Having worked for many years with these century-old manuscripts, linguist and poet Robert Bringhurst brings both rigorous scholarship and a literary voice to the English translation of John Swanton's careful work. He sets the stories in a rich context that reaches out to dozens of native oral literatures and to myth-telling traditions around the globe.
Attractively redesigned, this collection of First Nations oral literature is an important cultural record for future generations of Haida, scholars and other interested readers. It won the Edward Sapir Prize, awarded by the Society for Linguistic Anthropology, and it was chosen as the Literary Editor's Book of the Year by the Times of London.
Bringhurst brings these works to life in the English language and sets them in a context just as rich as the stories themselves one that reaches out to dozens of Native American oral literatures, and to mythtelling traditions around the world.
"The brilliant analysis of myth and culture will find its place alongside such popular investigations as Radin's The Trickster... A Story as Sharp as a Knife will make academics tremble with jealousy and students of myth-telling shiver with excitement."
"One of the most important books to grace Canadian literature in many years."
"Bringhurst's accomplishment is beyond praise... A Story as Sharp as a Knife merits a wide readership and a passionate response. It also deserves to win every literary award in sight."
"Bringhurst's achievement is gigantic, as well as heroic. It's one of those works that rearranges the inside of your head -- a profound meditation on the nature of oral poetry and myth, and on the habits of thought and feeling that inform them."

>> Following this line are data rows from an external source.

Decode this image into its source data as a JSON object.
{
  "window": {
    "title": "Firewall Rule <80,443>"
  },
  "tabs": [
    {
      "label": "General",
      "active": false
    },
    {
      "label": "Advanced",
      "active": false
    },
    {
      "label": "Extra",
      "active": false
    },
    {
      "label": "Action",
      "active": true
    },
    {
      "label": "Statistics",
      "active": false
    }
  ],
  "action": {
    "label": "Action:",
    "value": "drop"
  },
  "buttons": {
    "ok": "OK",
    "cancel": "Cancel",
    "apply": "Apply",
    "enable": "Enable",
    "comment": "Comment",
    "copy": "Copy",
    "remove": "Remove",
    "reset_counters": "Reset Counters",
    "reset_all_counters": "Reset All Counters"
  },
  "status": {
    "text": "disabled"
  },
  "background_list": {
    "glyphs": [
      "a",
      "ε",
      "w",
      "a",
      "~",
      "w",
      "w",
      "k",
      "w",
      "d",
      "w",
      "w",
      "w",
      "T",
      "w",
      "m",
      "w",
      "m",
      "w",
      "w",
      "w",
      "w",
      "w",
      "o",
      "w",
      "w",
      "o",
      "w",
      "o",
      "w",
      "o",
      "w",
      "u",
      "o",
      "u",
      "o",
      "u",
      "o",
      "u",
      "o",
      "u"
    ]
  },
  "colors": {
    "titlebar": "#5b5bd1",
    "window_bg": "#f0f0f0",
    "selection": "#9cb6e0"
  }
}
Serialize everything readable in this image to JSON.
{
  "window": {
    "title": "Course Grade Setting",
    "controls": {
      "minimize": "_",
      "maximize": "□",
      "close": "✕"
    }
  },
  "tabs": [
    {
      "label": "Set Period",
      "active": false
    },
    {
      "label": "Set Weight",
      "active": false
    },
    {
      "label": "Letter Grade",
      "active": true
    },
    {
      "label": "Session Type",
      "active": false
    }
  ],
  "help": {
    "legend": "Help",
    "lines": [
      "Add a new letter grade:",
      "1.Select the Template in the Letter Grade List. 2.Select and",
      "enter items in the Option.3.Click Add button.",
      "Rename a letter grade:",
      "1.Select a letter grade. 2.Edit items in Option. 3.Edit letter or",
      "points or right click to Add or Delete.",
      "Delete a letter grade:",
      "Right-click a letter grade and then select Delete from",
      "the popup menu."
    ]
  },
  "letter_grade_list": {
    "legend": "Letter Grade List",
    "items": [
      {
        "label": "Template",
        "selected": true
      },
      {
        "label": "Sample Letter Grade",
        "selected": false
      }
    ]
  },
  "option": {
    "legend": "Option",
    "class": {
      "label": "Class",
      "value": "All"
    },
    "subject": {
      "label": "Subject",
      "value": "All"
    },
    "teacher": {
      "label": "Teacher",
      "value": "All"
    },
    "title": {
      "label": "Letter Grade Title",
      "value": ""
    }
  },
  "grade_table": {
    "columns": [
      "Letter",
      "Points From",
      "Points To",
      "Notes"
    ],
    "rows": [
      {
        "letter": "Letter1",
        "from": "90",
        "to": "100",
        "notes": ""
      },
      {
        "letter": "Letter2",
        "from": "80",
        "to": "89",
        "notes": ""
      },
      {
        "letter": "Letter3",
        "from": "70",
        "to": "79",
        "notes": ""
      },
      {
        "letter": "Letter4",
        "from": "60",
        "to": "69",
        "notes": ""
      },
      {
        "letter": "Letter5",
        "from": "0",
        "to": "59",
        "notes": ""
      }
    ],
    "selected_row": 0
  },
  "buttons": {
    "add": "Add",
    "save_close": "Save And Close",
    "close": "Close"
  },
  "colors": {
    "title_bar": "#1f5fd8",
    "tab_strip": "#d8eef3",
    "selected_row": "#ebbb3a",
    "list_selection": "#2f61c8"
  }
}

"Once in a while a book appears that changes the way we see things. This is such a book. Bringhurst reclaims an extraordinary body of literature and teaches us to hear its sinewy, haunting music. In the process, he rewrites North American literary history and lays a depth charge in the assumptions of cultural anthropology. Rigorous and enchanting, a Story as Sharp as a Knife is a superb adventure of the mind and imagination. I couldn't put it down."